CHARITIES FOR THE POOR. (fn. 53)
Under a scheme of 1899 all the following charities for the poor were combined under the name of the Woodford Parochial Charities. In 1961 the total income from these charities was £116, most of which was spent on gifts of coal, food, and clothing.
Robert Rampston (d. 1585) left rent-charges for the poor of various Essex parishes. That for Woodford was £1 a year, charged on Stone Hall in Little Canfield. (fn. 54) It was still being paid in 1961.
Elizabeth Elwes, by will dated 1625, left £40 to buy land, the rent from which was to be given to the poor. In or before 1645 this money, with another £100 belonging to the parish, was lent to John Hayes at 5 per cent interest.
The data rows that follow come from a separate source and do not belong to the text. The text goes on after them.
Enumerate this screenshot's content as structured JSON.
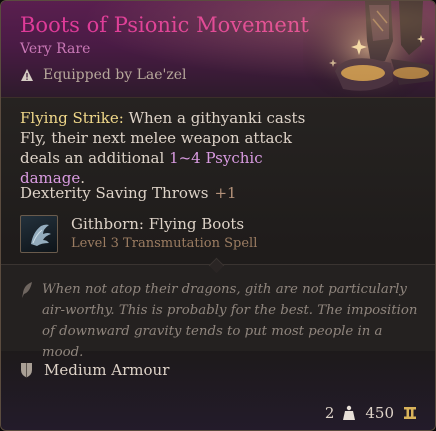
{
  "item": {
    "name": "Boots of Psionic Movement",
    "rarity": "Very Rare",
    "equipped_by": "Equipped by Lae'zel"
  },
  "description": {
    "strike_label": "Flying Strike:",
    "line1": "When a githyanki casts Fly,",
    "line2": "their next melee weapon attack deals an",
    "line3_prefix": "additional",
    "damage": "1~4 Psychic damage",
    "line3_suffix": "."
  },
  "saving_throw": {
    "label": "Dexterity Saving Throws",
    "bonus": "+1"
  },
  "spell": {
    "name": "Githborn: Flying Boots",
    "level": "Level 3 Transmutation Spell"
  },
  "flavor": {
    "text": "When not atop their dragons, gith are not particularly air-worthy. This is probably for the best. The imposition of downward gravity tends to put most people in a mood."
  },
  "armour": {
    "type": "Medium Armour"
  },
  "footer": {
    "weight": "2",
    "value": "450"
  },
  "icons": {
    "warning": "warning-icon",
    "spell": "flying-boots-spell-icon",
    "quill": "quill-icon",
    "armour": "shield-icon",
    "weight": "weight-icon",
    "gold": "gold-icon"
  },
  "colors": {
    "item_name": "#de3b98",
    "rarity": "#c978b6",
    "header_bg": "#5a1f4f",
    "body_text": "#ded3c8",
    "highlight": "#f0d88a",
    "damage": "#d99be1",
    "spell_level": "#9c7d62",
    "flavor_text": "#8f857d"
  }
}
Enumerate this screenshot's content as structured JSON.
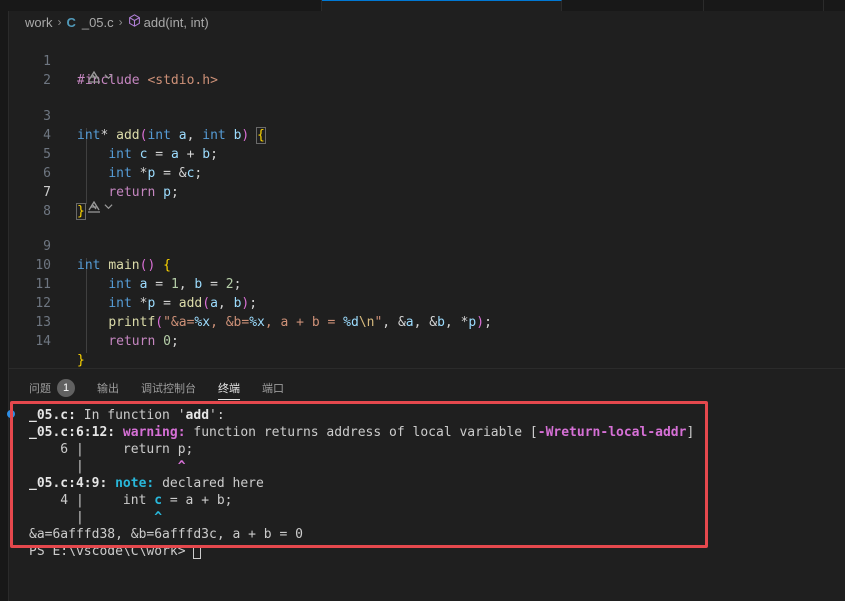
{
  "breadcrumb": {
    "folder": "work",
    "file_icon": "C",
    "file": "_05.c",
    "symbol": "add(int, int)"
  },
  "editor": {
    "codelens_icon": "copilot-icon",
    "active_line": 7,
    "lines": [
      {
        "no": "1",
        "text": "#include <stdio.h>"
      },
      {
        "no": "2",
        "text": ""
      },
      {
        "no": "3",
        "text": "int* add(int a, int b) {"
      },
      {
        "no": "4",
        "text": "    int c = a + b;"
      },
      {
        "no": "5",
        "text": "    int *p = &c;"
      },
      {
        "no": "6",
        "text": "    return p;"
      },
      {
        "no": "7",
        "text": "}"
      },
      {
        "no": "8",
        "text": ""
      },
      {
        "no": "9",
        "text": "int main() {"
      },
      {
        "no": "10",
        "text": "    int a = 1, b = 2;"
      },
      {
        "no": "11",
        "text": "    int *p = add(a, b);"
      },
      {
        "no": "12",
        "text": "    printf(\"&a=%x, &b=%x, a + b = %d\\n\", &a, &b, *p);"
      },
      {
        "no": "13",
        "text": "    return 0;"
      },
      {
        "no": "14",
        "text": "}"
      }
    ]
  },
  "panel": {
    "tabs": [
      {
        "label": "问题",
        "badge": "1"
      },
      {
        "label": "输出"
      },
      {
        "label": "调试控制台"
      },
      {
        "label": "终端",
        "active": true
      },
      {
        "label": "端口"
      }
    ]
  },
  "terminal": {
    "l1_file": "_05.c:",
    "l1_text": " In function '",
    "l1_func": "add",
    "l1_end": "':",
    "l2_loc": "_05.c:6:12:",
    "l2_kind": "warning:",
    "l2_text": " function returns address of local variable [",
    "l2_flag": "-Wreturn-local-addr",
    "l2_end": "]",
    "l3_text": "    6 |     return p;",
    "l4_bar": "      |",
    "l4_caret": "            ^",
    "l5_loc": "_05.c:4:9:",
    "l5_kind": "note:",
    "l5_text": " declared here",
    "l6_pre": "    4 |     int ",
    "l6_var": "c",
    "l6_post": " = a + b;",
    "l7_bar": "      |",
    "l7_caret": "         ^",
    "l8_text": "&a=6afffd38, &b=6afffd3c, a + b = 0",
    "prompt": "PS E:\\vscode\\C\\work> "
  }
}
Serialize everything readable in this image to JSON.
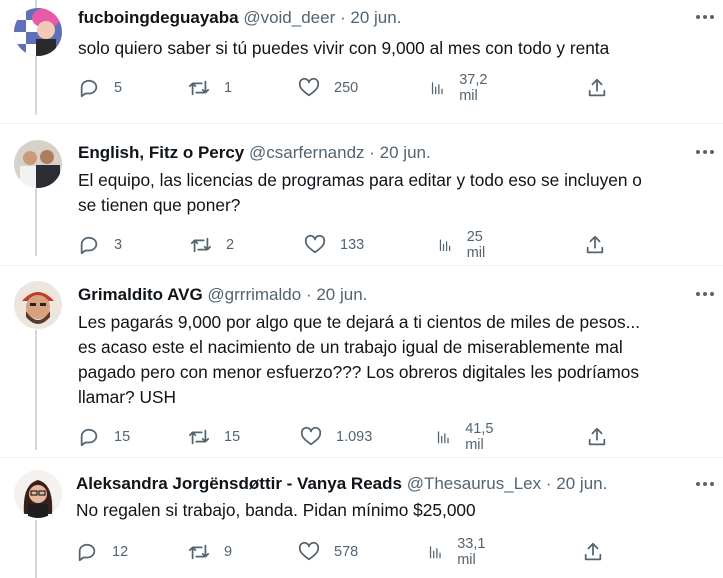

In 1657 he repaid £40 of it, and for the remaining £100, which included Mrs. Elwes's legacy, undertook to pay £5 a year as a permanent rent-charge on his estate of Horns Inn (later the George) and land adjoining Parsons Grove in Wanstead. This rent, known as Poor's Stock, was by the end of the 17th century being used to provide premiums for apprenticing poor children. In 1857 it was stated that 'the charity will now revert to its original application of general relief to the poor'. The rent was still being paid by the owner of the George Inn in 1899, but was subsequently redeemed for £200 stock. (fn. 55)
Sir Henry Lee, some time before 1658, gave for the poor an annual rent of £2 charged on his land at Woodford. (fn. 56) In 1835 and 1899 this was being paid from the Naked Beauty (later Hurst House) estate. It was later redeemed for £80 stock.
A number of small sums bequeathed for the poor in the 18th and earlier 19th centuries came to be administered together. William Prescott, by will proved 1731, Richard Warner (d. 1775) and Robert Moxon, by will proved 1786, each left £50. Hannah Cooke, by will dated 1809, left £20, and John Godfrey, by will dated 1810, left £10 10s. (fn. 57) In 1829 the total capital of these charities was £260 stock, the income from which was spent on bread for the poor.
Another group of charities consisted of £500 left by Jonathan Rogers about 1811, £100 left by John Harman (d. 1817), and sums totalling £85 given at unknown dates by three other persons. In 1834 the combined capital of these charities was £731, and the income was spent on clothing for the poor in October.
Ellen Hawkes, daughter of the above Jonathan Rogers, by her will proved 1818, left £300 stock for the poor. In 1834 the income was spent along with that from the previous group of charities.
Ellen Dod (d. 1814) directed that stock should be bought to provide an income of £10. From this £1 1s. was to be paid to a preacher on New Year's Day, Epiphany, Good Friday, and Ascension Day, and 10s. to a priest for saying prayers on Easter Eve. The remaining income was to be spent on bread for the poor on the sermon days: £1 6s. on Good Friday and £1 on the other four days. In 1899 the capital fund was £334.
Henry Burmester, by will proved 1823, left £100 in trust to provide bread for the poor.
John Popplewell, by deed poll of 1820, which took effect on his death, gave £500 stock, in trust to maintain a tomb in the church, and to provide coal for the poor, 10s. being given to the parish clerk for administering the charity. In 1831, shortly after his death, his sisters Ann and Rebecca Popplewell added £300 to the capital of this charity. The clause relating to the tomb seems to have been ineffective.
J. Strudwicke Bunce, by will proved 1875, left £693 in trust to provide coal at Christmas for 25 aged poor. (fn. 58)
Thomas Reed, by will proved 1885, left £1,000 in trust to provide clothing for the poor in October.
Educational charities are described in another section. (fn. 59)